• [Your instructions] Collect all lines below with the string "Pavers".

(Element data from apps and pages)
○ ○ ○ ○ ○
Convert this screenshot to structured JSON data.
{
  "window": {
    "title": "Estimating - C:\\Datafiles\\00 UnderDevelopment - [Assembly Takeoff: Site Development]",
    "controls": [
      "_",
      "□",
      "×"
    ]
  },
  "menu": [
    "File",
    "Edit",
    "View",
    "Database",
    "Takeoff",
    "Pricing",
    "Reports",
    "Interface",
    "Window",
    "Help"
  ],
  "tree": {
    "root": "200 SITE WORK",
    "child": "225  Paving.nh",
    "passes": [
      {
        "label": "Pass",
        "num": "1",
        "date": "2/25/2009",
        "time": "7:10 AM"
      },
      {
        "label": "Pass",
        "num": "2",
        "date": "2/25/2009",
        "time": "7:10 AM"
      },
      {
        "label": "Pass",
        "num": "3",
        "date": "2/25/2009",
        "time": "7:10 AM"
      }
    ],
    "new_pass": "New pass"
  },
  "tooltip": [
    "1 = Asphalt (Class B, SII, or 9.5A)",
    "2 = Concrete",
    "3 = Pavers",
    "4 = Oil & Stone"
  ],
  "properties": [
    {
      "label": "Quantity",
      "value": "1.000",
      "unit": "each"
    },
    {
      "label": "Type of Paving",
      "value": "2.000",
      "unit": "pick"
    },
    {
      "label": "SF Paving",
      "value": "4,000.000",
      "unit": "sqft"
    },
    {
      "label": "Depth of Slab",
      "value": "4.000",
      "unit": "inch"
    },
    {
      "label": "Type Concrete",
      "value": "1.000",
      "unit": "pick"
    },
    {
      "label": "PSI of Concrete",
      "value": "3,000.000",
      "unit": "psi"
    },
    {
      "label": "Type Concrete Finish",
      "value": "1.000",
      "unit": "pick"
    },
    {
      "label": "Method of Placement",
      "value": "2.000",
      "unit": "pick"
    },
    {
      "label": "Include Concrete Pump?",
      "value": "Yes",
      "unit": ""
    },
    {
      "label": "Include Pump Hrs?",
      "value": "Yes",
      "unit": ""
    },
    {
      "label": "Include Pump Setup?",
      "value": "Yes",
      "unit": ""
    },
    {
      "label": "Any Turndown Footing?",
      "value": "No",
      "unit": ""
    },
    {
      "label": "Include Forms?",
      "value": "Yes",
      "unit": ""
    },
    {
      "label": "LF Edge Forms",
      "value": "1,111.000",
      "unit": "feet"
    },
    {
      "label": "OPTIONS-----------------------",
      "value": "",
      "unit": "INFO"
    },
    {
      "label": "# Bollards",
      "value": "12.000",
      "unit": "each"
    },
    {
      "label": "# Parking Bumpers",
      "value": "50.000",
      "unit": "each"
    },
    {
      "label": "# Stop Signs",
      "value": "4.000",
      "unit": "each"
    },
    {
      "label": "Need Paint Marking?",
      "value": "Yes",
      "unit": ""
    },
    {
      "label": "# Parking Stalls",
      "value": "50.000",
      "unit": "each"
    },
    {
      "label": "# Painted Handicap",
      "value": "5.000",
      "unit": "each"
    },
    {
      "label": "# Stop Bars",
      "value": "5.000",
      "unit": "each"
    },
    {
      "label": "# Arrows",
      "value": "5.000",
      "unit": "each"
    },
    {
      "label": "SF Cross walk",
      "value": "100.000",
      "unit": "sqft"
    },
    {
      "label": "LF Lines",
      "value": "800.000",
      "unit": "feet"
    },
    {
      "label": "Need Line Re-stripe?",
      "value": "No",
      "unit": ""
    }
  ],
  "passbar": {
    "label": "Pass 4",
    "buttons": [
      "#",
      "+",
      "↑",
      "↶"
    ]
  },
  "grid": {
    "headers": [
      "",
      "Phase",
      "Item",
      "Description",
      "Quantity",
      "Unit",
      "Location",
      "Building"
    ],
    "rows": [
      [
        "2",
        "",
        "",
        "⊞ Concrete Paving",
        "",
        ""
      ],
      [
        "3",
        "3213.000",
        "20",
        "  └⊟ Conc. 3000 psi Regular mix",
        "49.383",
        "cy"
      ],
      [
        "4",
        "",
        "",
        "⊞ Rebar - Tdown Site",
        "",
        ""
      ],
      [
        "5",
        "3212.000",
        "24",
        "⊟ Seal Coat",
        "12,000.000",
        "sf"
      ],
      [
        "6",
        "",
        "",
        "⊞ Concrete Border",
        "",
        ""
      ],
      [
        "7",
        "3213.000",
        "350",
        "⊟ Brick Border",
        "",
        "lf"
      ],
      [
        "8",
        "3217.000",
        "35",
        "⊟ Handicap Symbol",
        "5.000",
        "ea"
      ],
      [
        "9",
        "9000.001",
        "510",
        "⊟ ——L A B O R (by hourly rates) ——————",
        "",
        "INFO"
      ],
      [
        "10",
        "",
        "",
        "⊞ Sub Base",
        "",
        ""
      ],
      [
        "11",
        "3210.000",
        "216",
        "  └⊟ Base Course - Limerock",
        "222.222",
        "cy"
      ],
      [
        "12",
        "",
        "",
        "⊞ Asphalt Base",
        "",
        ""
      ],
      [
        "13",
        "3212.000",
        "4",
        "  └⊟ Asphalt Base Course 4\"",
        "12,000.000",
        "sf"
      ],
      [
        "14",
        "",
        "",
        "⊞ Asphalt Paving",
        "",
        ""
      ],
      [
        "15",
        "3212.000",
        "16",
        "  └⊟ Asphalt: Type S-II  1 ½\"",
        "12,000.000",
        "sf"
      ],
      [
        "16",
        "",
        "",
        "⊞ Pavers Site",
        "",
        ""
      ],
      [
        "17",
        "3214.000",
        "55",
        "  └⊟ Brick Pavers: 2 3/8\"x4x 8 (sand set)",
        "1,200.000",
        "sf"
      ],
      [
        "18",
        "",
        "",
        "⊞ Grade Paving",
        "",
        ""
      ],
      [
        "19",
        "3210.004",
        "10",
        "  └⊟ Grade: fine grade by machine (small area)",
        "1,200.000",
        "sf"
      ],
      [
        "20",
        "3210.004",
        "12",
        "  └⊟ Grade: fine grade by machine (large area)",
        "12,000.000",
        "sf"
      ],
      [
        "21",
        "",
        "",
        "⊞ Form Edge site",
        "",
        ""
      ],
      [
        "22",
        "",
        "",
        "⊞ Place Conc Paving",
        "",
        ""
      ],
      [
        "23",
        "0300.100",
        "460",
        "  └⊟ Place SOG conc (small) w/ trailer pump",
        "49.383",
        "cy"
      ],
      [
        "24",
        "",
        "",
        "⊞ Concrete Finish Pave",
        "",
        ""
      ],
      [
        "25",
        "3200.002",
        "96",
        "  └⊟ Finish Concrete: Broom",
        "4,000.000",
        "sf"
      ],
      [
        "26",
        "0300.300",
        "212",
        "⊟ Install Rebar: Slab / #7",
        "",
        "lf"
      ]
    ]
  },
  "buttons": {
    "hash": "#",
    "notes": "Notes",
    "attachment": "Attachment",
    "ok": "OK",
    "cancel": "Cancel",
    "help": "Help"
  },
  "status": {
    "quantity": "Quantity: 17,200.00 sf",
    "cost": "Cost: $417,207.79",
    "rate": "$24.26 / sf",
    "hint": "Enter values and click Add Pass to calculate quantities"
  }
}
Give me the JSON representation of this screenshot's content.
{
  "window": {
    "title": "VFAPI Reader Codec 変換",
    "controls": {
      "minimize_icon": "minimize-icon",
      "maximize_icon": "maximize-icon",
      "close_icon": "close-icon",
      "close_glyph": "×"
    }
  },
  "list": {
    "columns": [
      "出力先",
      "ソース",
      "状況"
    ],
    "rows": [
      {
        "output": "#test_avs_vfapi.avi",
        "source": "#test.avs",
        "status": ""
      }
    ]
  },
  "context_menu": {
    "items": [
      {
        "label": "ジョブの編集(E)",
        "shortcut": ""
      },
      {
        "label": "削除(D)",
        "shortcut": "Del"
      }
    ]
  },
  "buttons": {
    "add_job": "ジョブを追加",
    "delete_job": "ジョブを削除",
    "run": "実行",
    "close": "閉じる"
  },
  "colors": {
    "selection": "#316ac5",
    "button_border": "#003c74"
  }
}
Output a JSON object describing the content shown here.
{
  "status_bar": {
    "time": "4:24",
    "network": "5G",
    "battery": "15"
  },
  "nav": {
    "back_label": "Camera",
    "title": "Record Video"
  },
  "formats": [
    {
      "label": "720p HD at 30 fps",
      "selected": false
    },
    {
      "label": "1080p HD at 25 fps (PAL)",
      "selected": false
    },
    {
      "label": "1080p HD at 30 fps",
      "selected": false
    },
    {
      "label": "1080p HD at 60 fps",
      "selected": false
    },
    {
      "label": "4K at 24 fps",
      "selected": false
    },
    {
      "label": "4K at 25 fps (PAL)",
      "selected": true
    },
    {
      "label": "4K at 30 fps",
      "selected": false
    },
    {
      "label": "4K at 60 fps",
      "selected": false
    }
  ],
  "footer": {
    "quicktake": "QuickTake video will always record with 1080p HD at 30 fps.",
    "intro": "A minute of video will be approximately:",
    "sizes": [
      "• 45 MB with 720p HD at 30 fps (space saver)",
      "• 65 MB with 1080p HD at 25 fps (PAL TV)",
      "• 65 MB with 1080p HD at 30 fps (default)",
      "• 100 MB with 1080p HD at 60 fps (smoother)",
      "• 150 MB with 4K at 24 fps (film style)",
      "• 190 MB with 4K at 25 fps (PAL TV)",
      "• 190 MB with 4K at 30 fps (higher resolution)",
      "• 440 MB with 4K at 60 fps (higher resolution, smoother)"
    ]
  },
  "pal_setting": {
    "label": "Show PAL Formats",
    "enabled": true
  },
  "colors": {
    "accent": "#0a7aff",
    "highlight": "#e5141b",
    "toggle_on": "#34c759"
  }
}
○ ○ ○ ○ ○
• [Output of the exercise]
    "3 = Pavers",
        "⊞ Pavers Site",
        "  └⊟ Brick Pavers: 2 3/8\"x4x 8 (sand set)",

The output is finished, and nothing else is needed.